My Year Nines inspire me. Half way through a lesson (Romeo and Juliet) one of the lads asks to use his time out card. I haven’t made my mind up about these freedom passes, but I nod. When he leaves I pull out my Fitbit and take bets on his length of absence and hit the timer. This is almost a class expectation. Recognition, between us, that attendance and absence is equally acknowledged.

“Sir?” A voice ventures, pausing our exploration of Act 1, Scene 1.

“Kieran?” I reply.

“Do you know you’re the only teacher who doesn’t shout at him and gets him to actually work?”

“Well. That’s cool.” I almost splutter.

For a term, all I’ve wanted is for Mr Timeout to actually write something in his book, take an interest and not foul up his assessments. I turn back to the board and challenge them to work out what Shakespeare’s England meant by the term ‘maid’, but really I’m reminded of the benefits.

When kids recognise you: A person. A human being.
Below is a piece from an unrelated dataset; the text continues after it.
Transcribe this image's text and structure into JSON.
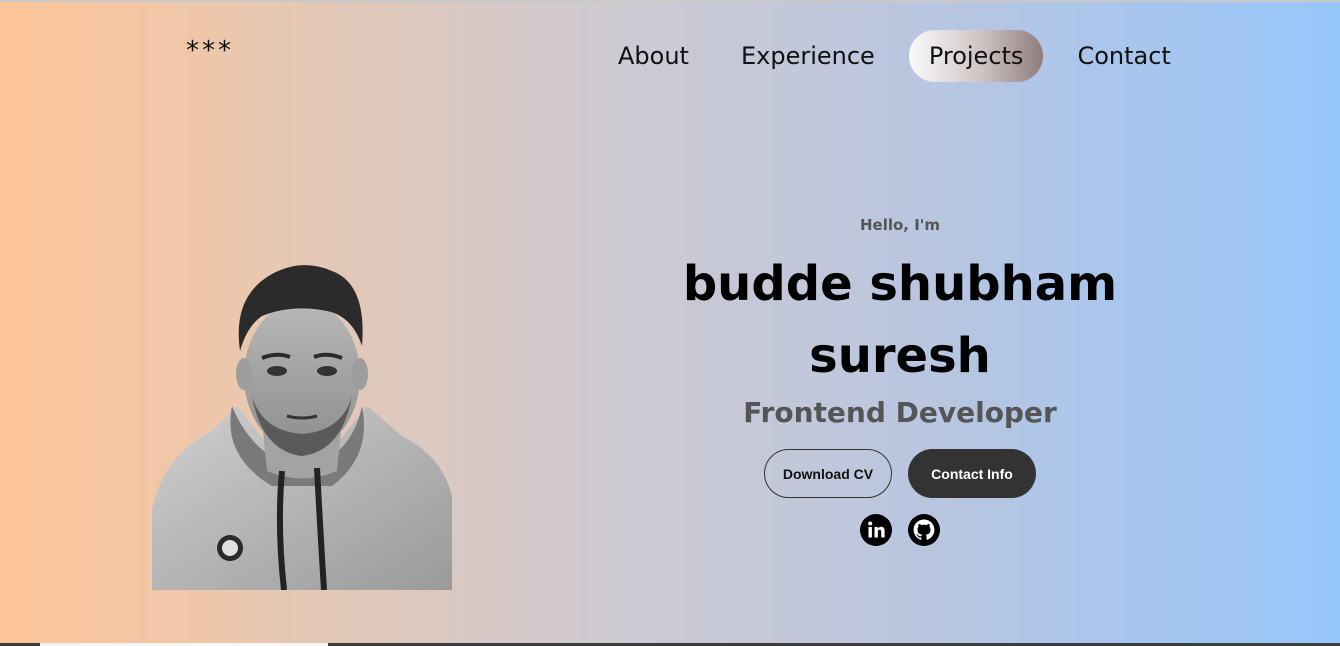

Accomplishment. Kindness and boundaries. Acknowledgment.

Is that all the benefit we need?

“He’s back, Sir” points out Rhys.

“Stop the clock.” I hear.

“What is it?” Asks another.

“12 minutes.” I say. “I’ve won.”

Mr Timeout smiles in realisation and sits down, copying up notes after a friendly but curt reminder.

This is quickly followed by the recognition that being a ‘maid’ in Shakespeare’s England came with the expectation of virgin honour; that when the Capulets talk about putting maids to the wall, they are really talking about rape. The room is abuzz and eyes are wide.